  • CEO oversight
    Has the board conducted a formal, written assessment of the chief executive within the past year ? No
  • Ethics and transparency
    Have the board and senior staff reviewed the conflict-of-interest policy and completed and signed disclosure statements in the past year? Not applicable
  • Board composition
    Does the board ensure an inclusive board member recruitment process that results in diversity of thought and leadership? Yes
  • Board performance
    Has the board conducted a formal, written self-assessment of its performance within the past three years? No

Organizational demographics

SOURCE: Self-reported; last updated 3/30/2022

Who works and leads organizations that serve our diverse communities? Candid partnered with CHANGE Philanthropy on this demographic section.

Leadership

The organization's leader identifies as:

Race & ethnicity
Jewish
Gender identity
Male

The organization's co-leader identifies as:

Race & ethnicity
Hispanic/Latino/Latina/Latinx
Gender identity
Female

Race & ethnicity

Gender identity

Transgender Identity

Sexual orientation

No data

Disability

No data

Equity strategies

Last updated: 03/22/2022

GuideStar partnered with Equity in the Center - an organization that works to shift mindsets, practices, and systems to increase racial equity - to create this section.
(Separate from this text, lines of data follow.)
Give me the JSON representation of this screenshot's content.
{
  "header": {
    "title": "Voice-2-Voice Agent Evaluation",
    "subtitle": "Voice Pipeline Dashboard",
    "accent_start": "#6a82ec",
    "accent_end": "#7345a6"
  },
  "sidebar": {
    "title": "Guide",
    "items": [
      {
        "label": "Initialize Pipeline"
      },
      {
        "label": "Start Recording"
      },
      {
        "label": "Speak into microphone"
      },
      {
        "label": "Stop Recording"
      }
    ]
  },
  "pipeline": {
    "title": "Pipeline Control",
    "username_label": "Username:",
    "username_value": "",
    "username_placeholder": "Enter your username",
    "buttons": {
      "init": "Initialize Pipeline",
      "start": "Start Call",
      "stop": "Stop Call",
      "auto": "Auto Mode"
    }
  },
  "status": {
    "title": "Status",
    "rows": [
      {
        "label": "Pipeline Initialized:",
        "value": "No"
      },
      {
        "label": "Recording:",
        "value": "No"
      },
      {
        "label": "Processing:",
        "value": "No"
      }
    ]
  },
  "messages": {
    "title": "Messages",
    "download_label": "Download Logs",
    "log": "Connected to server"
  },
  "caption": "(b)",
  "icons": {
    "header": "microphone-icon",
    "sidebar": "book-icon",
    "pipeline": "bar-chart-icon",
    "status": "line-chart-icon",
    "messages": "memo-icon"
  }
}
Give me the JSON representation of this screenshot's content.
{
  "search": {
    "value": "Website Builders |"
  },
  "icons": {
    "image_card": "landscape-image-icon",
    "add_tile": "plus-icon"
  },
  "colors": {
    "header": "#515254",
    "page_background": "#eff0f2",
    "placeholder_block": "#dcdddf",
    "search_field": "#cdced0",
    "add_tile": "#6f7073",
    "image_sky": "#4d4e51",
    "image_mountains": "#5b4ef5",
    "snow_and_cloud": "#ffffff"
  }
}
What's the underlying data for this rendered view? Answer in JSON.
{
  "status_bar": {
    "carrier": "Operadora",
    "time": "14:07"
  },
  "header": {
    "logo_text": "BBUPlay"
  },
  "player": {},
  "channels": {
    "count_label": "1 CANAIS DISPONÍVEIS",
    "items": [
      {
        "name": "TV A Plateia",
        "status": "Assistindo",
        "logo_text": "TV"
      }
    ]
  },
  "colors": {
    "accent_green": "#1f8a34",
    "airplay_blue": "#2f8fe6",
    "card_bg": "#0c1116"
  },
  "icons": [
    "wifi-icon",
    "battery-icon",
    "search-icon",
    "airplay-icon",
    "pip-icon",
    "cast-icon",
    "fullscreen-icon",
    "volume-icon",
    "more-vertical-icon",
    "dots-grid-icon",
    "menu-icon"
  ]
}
Learn more

Data
  • We ask team members to identify racial disparities in their programs and / or portfolios.
  • We analyze disaggregated data and root causes of race disparities that impact the organization's programs, portfolios, and the populations served.
  • We disaggregate data to adjust programming goals to keep pace with changing needs of the communities we support.
  • We employ non-traditional ways of gathering feedback on programs and trainings, which may include interviews, roundtables, and external reviews with/by community stakeholders.
  • We have long-term strategic plans and measurable goals for creating a culture such that one’s race identity has no influence on how they fare within the organization.
Policies and processes
  • We use a vetting process to identify vendors and partners that share our commitment to race equity.
  • We have a promotion process that anticipates and mitigates implicit and explicit biases about people of color serving in leadership positions.
  • We seek individuals from various race backgrounds for board and executive director/CEO positions within our organization.
  • We have community representation at the board level, either on the board itself or through a community advisory board.
  • We help senior leadership understand how to be inclusive leaders with learning approaches that emphasize reflection, iteration, and adaptability.
  • We measure and then disaggregate job satisfaction and retention data by race, function, level, and/or team.
  • We engage everyone, from the board to staff levels of the organization, in race equity work and ensure that individuals understand their roles in creating culture such that one’s race identity has no influence on how they fare within the organization.